For the records below, say how many lines contain the string "label". Give no other text.

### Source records
▽
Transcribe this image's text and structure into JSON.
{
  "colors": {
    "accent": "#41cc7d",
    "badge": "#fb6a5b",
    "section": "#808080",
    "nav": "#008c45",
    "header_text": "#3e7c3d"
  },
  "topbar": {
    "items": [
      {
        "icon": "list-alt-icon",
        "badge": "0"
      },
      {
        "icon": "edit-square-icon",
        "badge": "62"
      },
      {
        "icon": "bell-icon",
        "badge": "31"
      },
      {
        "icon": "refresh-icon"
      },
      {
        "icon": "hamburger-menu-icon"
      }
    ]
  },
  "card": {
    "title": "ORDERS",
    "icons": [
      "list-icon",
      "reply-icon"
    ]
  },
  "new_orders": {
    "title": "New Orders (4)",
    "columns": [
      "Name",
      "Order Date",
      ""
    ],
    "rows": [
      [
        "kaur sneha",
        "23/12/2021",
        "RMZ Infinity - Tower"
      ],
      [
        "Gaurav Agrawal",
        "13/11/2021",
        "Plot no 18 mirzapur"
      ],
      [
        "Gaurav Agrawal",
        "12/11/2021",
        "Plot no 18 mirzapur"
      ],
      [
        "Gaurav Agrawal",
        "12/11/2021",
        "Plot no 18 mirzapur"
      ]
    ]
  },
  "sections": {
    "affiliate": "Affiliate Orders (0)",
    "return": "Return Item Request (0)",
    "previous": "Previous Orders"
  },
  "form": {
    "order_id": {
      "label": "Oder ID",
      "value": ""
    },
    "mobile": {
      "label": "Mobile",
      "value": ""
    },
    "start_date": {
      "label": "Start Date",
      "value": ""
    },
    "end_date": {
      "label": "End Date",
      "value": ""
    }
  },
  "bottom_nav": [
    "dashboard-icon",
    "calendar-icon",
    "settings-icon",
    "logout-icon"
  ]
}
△
### Task result
4